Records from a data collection
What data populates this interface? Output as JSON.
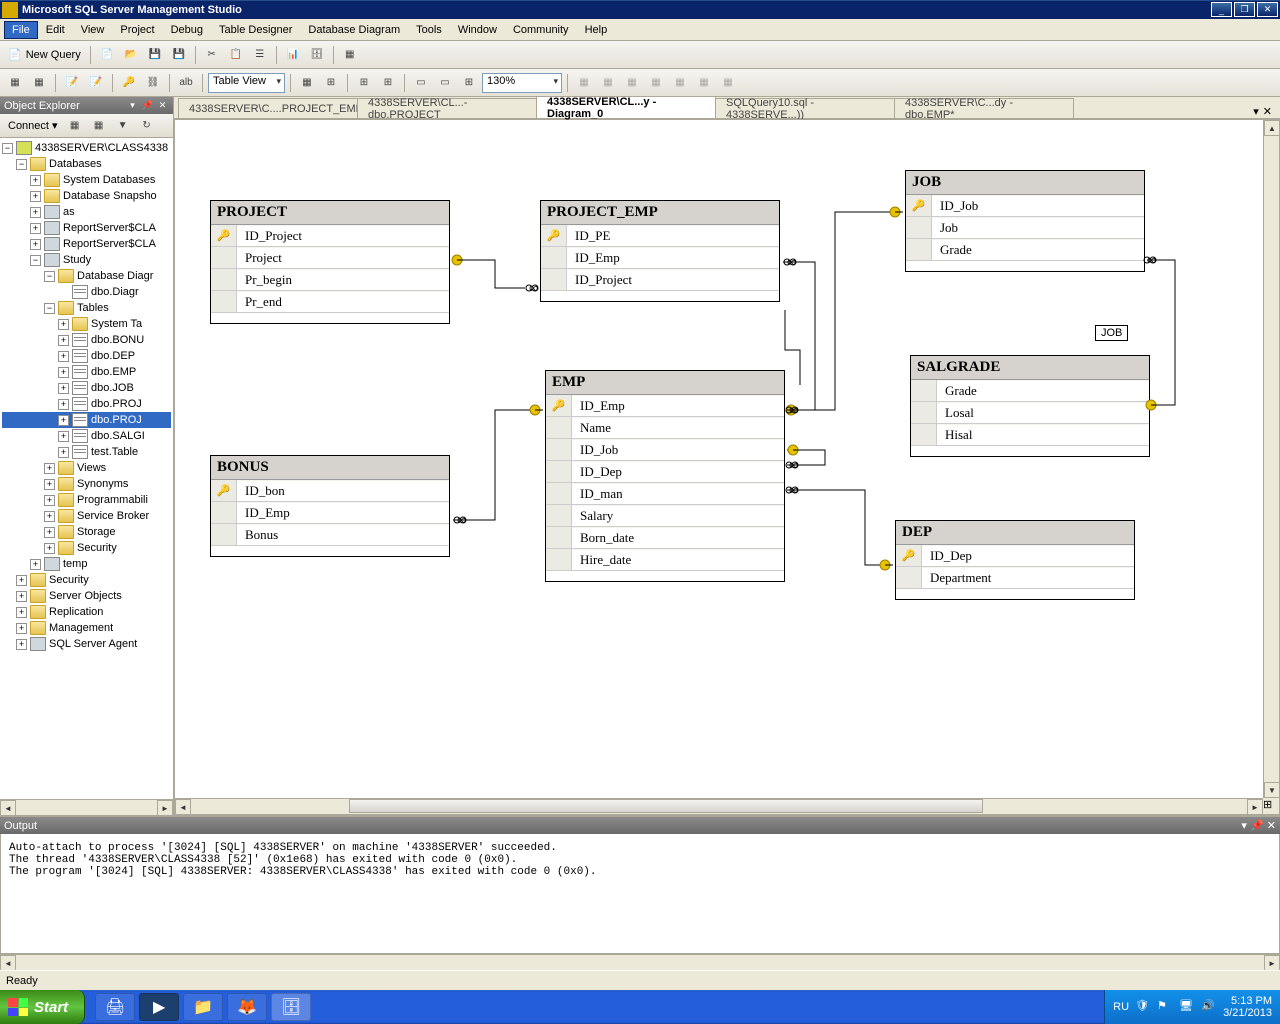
{
  "window": {
    "title": "Microsoft SQL Server Management Studio"
  },
  "menu": {
    "items": [
      "File",
      "Edit",
      "View",
      "Project",
      "Debug",
      "Table Designer",
      "Database Diagram",
      "Tools",
      "Window",
      "Community",
      "Help"
    ]
  },
  "toolbar1": {
    "newquery": "New Query",
    "tableview": "Table View",
    "zoom": "130%"
  },
  "objexp": {
    "title": "Object Explorer",
    "connect": "Connect",
    "server": "4338SERVER\\CLASS4338",
    "nodes": {
      "databases": "Databases",
      "sysdb": "System Databases",
      "dbsnap": "Database Snapsho",
      "as": "as",
      "rs1": "ReportServer$CLA",
      "rs2": "ReportServer$CLA",
      "study": "Study",
      "dbdiag": "Database Diagr",
      "dbod": "dbo.Diagr",
      "tables": "Tables",
      "syst": "System Ta",
      "t1": "dbo.BONU",
      "t2": "dbo.DEP",
      "t3": "dbo.EMP",
      "t4": "dbo.JOB",
      "t5": "dbo.PROJ",
      "t6": "dbo.PROJ",
      "t7": "dbo.SALGI",
      "t8": "test.Table",
      "views": "Views",
      "syn": "Synonyms",
      "prog": "Programmabili",
      "sbrok": "Service Broker",
      "stor": "Storage",
      "sec": "Security",
      "temp": "temp",
      "security": "Security",
      "srvobj": "Server Objects",
      "repl": "Replication",
      "mgmt": "Management",
      "agent": "SQL Server Agent"
    }
  },
  "tabs": {
    "t1": "4338SERVER\\C....PROJECT_EMP",
    "t2": "4338SERVER\\CL...- dbo.PROJECT",
    "t3": "4338SERVER\\CL...y - Diagram_0",
    "t4": "SQLQuery10.sql - 4338SERVE...))",
    "t5": "4338SERVER\\C...dy - dbo.EMP*"
  },
  "diagram": {
    "tables": {
      "project": {
        "name": "PROJECT",
        "cols": [
          {
            "n": "ID_Project",
            "pk": true
          },
          {
            "n": "Project"
          },
          {
            "n": "Pr_begin"
          },
          {
            "n": "Pr_end"
          }
        ]
      },
      "project_emp": {
        "name": "PROJECT_EMP",
        "cols": [
          {
            "n": "ID_PE",
            "pk": true
          },
          {
            "n": "ID_Emp"
          },
          {
            "n": "ID_Project"
          }
        ]
      },
      "job": {
        "name": "JOB",
        "cols": [
          {
            "n": "ID_Job",
            "pk": true
          },
          {
            "n": "Job"
          },
          {
            "n": "Grade"
          }
        ]
      },
      "salgrade": {
        "name": "SALGRADE",
        "cols": [
          {
            "n": "Grade"
          },
          {
            "n": "Losal"
          },
          {
            "n": "Hisal"
          }
        ]
      },
      "emp": {
        "name": "EMP",
        "cols": [
          {
            "n": "ID_Emp",
            "pk": true
          },
          {
            "n": "Name"
          },
          {
            "n": "ID_Job"
          },
          {
            "n": "ID_Dep"
          },
          {
            "n": "ID_man"
          },
          {
            "n": "Salary"
          },
          {
            "n": "Born_date"
          },
          {
            "n": "Hire_date"
          }
        ]
      },
      "bonus": {
        "name": "BONUS",
        "cols": [
          {
            "n": "ID_bon",
            "pk": true
          },
          {
            "n": "ID_Emp"
          },
          {
            "n": "Bonus"
          }
        ]
      },
      "dep": {
        "name": "DEP",
        "cols": [
          {
            "n": "ID_Dep",
            "pk": true
          },
          {
            "n": "Department"
          }
        ]
      }
    },
    "float": "JOB"
  },
  "output": {
    "title": "Output",
    "lines": [
      "",
      "Auto-attach to process '[3024] [SQL] 4338SERVER' on machine '4338SERVER' succeeded.",
      "The thread '4338SERVER\\CLASS4338 [52]' (0x1e68) has exited with code 0 (0x0).",
      "The program '[3024] [SQL] 4338SERVER: 4338SERVER\\CLASS4338' has exited with code 0 (0x0)."
    ]
  },
  "status": {
    "text": "Ready"
  },
  "taskbar": {
    "start": "Start",
    "lang": "RU",
    "time": "5:13 PM",
    "date": "3/21/2013"
  }
}
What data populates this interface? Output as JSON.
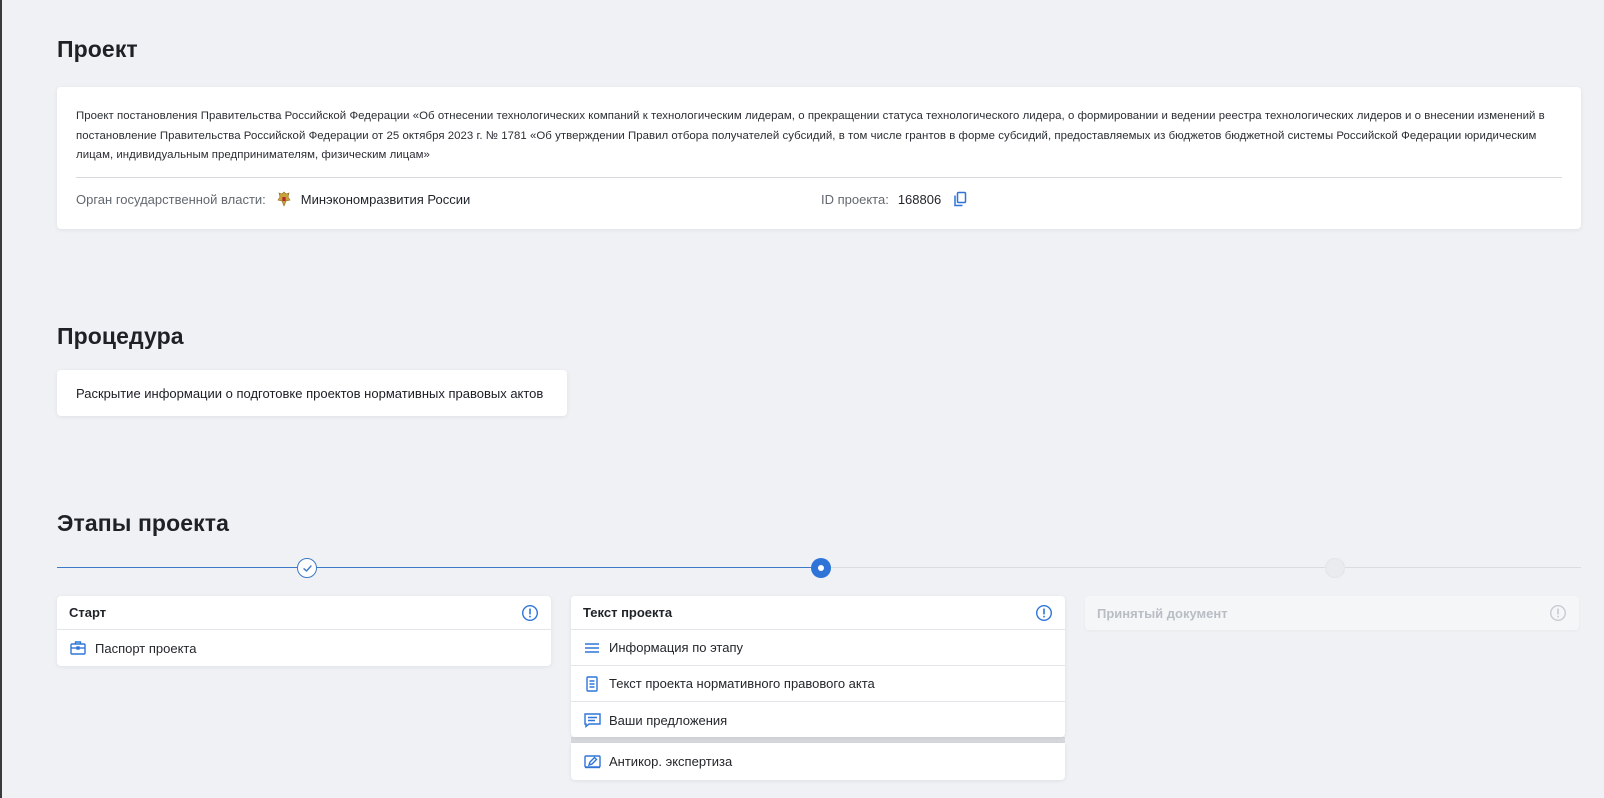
{
  "project": {
    "heading": "Проект",
    "description": "Проект постановления Правительства Российской Федерации «Об отнесении технологических компаний к технологическим лидерам, о прекращении статуса технологического лидера, о формировании и ведении реестра технологических лидеров и о внесении изменений в постановление Правительства Российской Федерации от 25 октября 2023 г. № 1781 «Об утверждении Правил отбора получателей субсидий, в том числе грантов в форме субсидий, предоставляемых из бюджетов бюджетной системы Российской Федерации юридическим лицам, индивидуальным предпринимателям, физическим лицам»",
    "authority_label": "Орган государственной власти:",
    "authority_value": "Минэкономразвития России",
    "authority_icon": "coat-of-arms-icon",
    "id_label": "ID проекта:",
    "id_value": "168806",
    "copy_icon": "copy-icon"
  },
  "procedure": {
    "heading": "Процедура",
    "value": "Раскрытие информации о подготовке проектов нормативных правовых актов"
  },
  "stages": {
    "heading": "Этапы проекта",
    "steps": [
      {
        "status": "completed"
      },
      {
        "status": "current"
      },
      {
        "status": "upcoming"
      }
    ],
    "cards": [
      {
        "title": "Старт",
        "items": [
          {
            "label": "Паспорт проекта",
            "icon": "briefcase-icon"
          }
        ]
      },
      {
        "title": "Текст проекта",
        "items": [
          {
            "label": "Информация по этапу",
            "icon": "list-icon"
          },
          {
            "label": "Текст проекта нормативного правового акта",
            "icon": "document-icon"
          },
          {
            "label": "Ваши предложения",
            "icon": "comment-icon"
          },
          {
            "label": "Антикор. экспертиза",
            "icon": "edit-box-icon"
          }
        ]
      },
      {
        "title": "Принятый документ",
        "items": []
      }
    ]
  },
  "colors": {
    "accent": "#2f75d8",
    "line_done": "#3d79c6",
    "background": "#eff1f4",
    "muted_text": "#b9bec5"
  }
}
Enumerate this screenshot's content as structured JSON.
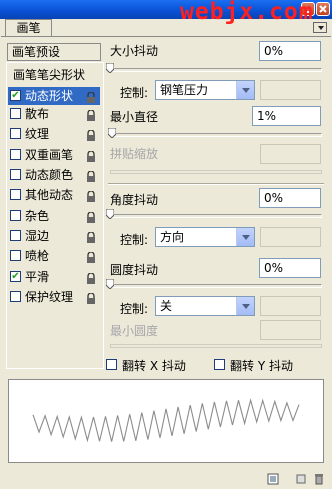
{
  "window": {
    "watermark": "webjx.com",
    "tab_label": "画笔"
  },
  "sidebar": {
    "preset_label": "画笔预设",
    "tip_shape_label": "画笔笔尖形状",
    "items": [
      {
        "label": "动态形状",
        "checked": true,
        "selected": true
      },
      {
        "label": "散布",
        "checked": false
      },
      {
        "label": "纹理",
        "checked": false
      },
      {
        "label": "双重画笔",
        "checked": false
      },
      {
        "label": "动态颜色",
        "checked": false
      },
      {
        "label": "其他动态",
        "checked": false
      },
      {
        "label": "杂色",
        "checked": false
      },
      {
        "label": "湿边",
        "checked": false
      },
      {
        "label": "喷枪",
        "checked": false
      },
      {
        "label": "平滑",
        "checked": true
      },
      {
        "label": "保护纹理",
        "checked": false
      }
    ]
  },
  "settings": {
    "size_jitter": {
      "label": "大小抖动",
      "value": "0%",
      "slider": 0
    },
    "size_control": {
      "label": "控制:",
      "value": "钢笔压力",
      "extra": ""
    },
    "min_diameter": {
      "label": "最小直径",
      "value": "1%",
      "slider": 1
    },
    "tilt_scale": {
      "label": "拼贴缩放",
      "value": ""
    },
    "angle_jitter": {
      "label": "角度抖动",
      "value": "0%",
      "slider": 0
    },
    "angle_control": {
      "label": "控制:",
      "value": "方向",
      "extra": ""
    },
    "roundness_jitter": {
      "label": "圆度抖动",
      "value": "0%",
      "slider": 0
    },
    "roundness_control": {
      "label": "控制:",
      "value": "关",
      "extra": ""
    },
    "min_roundness": {
      "label": "最小圆度",
      "value": ""
    },
    "flip_x": {
      "label": "翻转 X 抖动",
      "checked": false
    },
    "flip_y": {
      "label": "翻转 Y 抖动",
      "checked": false
    }
  },
  "icons": {
    "check": "✔",
    "lock": "lock-icon",
    "new": "new-brush-icon",
    "delete": "trash-icon"
  },
  "colors": {
    "title": "#0a52d6",
    "selected": "#316ac5",
    "watermark": "#ff2020"
  }
}
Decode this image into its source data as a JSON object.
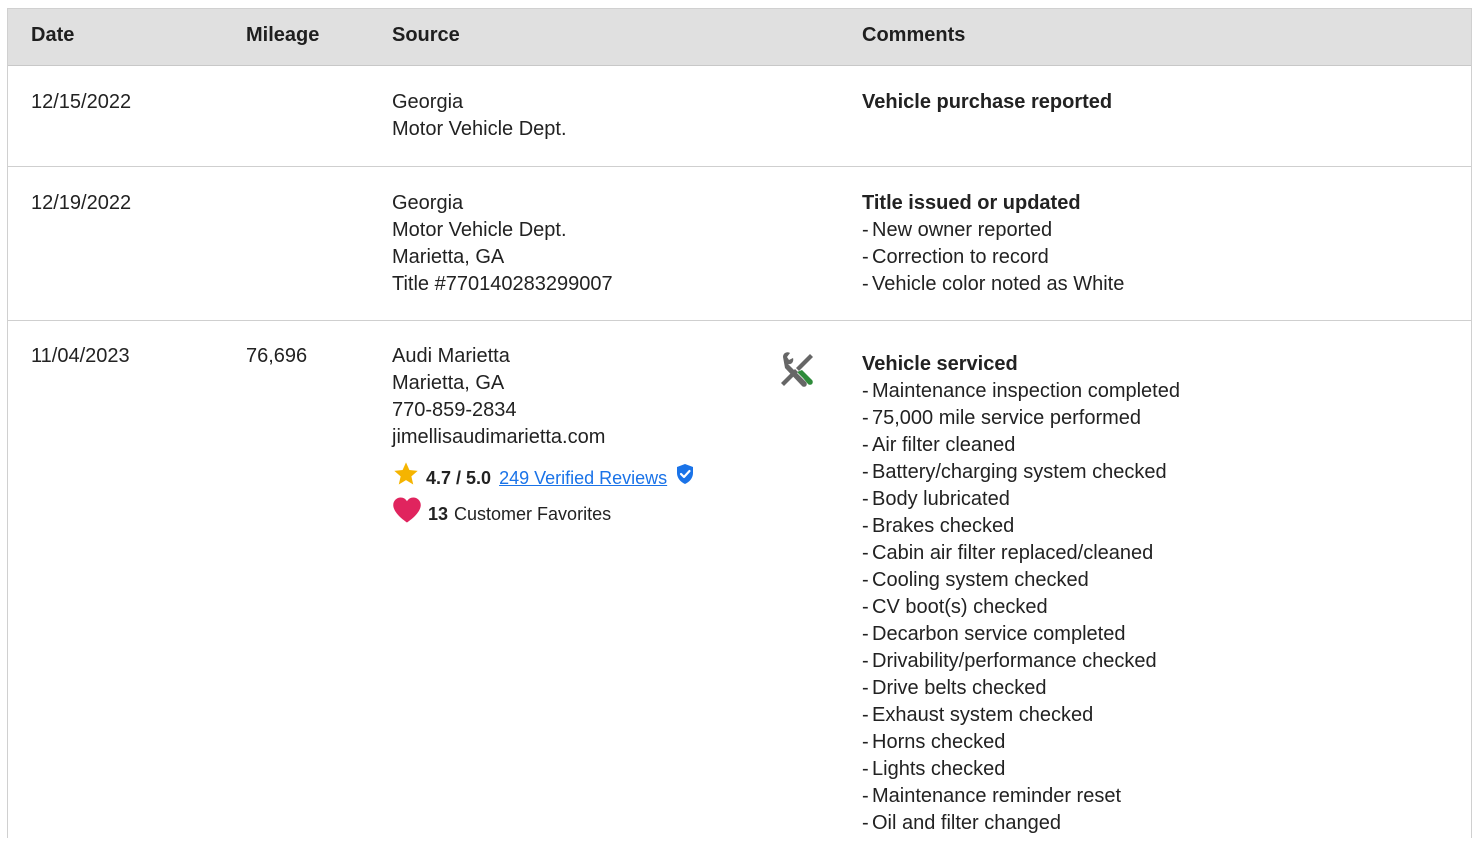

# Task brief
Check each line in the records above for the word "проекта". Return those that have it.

# Exercise result
    "id_label": "ID проекта:",
    "heading": "Этапы проекта",
            "label": "Паспорт проекта",
        "title": "Текст проекта",
            "label": "Текст проекта нормативного правового акта",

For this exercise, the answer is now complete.